▶ _EXERCISE INSTRUCTIONS_
Look through the entries below and show every line containing the word "Таблицы".

(Entries from a dataset of interfaces)
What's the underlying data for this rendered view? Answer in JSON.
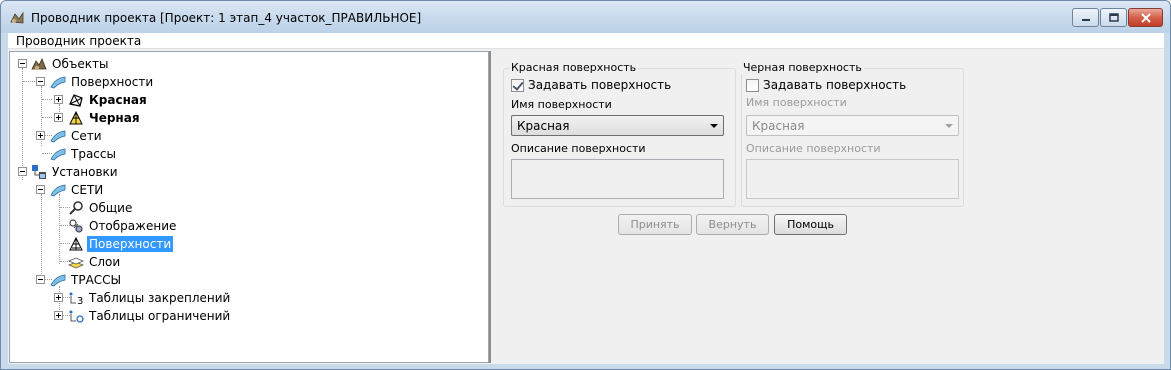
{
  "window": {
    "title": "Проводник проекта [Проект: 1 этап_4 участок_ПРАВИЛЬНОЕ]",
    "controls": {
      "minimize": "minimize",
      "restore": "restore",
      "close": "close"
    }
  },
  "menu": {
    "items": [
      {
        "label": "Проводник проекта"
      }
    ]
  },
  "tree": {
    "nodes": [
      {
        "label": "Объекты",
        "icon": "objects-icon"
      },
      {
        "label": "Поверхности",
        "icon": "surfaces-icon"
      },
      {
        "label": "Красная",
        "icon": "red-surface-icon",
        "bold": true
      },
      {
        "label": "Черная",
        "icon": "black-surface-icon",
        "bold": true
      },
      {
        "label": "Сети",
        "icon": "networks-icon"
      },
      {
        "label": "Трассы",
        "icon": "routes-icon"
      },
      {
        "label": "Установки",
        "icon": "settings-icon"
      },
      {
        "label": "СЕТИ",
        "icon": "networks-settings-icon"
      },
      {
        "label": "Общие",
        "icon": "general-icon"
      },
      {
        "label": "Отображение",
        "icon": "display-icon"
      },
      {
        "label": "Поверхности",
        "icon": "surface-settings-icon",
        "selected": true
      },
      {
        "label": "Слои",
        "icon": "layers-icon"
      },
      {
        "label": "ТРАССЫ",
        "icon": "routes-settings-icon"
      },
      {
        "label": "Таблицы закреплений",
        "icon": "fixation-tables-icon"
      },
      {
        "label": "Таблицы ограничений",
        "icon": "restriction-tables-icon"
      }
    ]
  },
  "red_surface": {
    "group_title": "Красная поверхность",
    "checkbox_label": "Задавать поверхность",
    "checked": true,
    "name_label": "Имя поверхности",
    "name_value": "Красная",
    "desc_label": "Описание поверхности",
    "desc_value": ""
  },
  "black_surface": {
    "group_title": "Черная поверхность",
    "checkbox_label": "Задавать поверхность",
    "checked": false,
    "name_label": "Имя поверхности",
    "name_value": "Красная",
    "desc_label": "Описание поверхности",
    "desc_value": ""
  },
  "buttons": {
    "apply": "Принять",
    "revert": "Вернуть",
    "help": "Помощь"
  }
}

▶ _RESPONSE BELOW_
        "label": "Таблицы закреплений",
        "label": "Таблицы ограничений",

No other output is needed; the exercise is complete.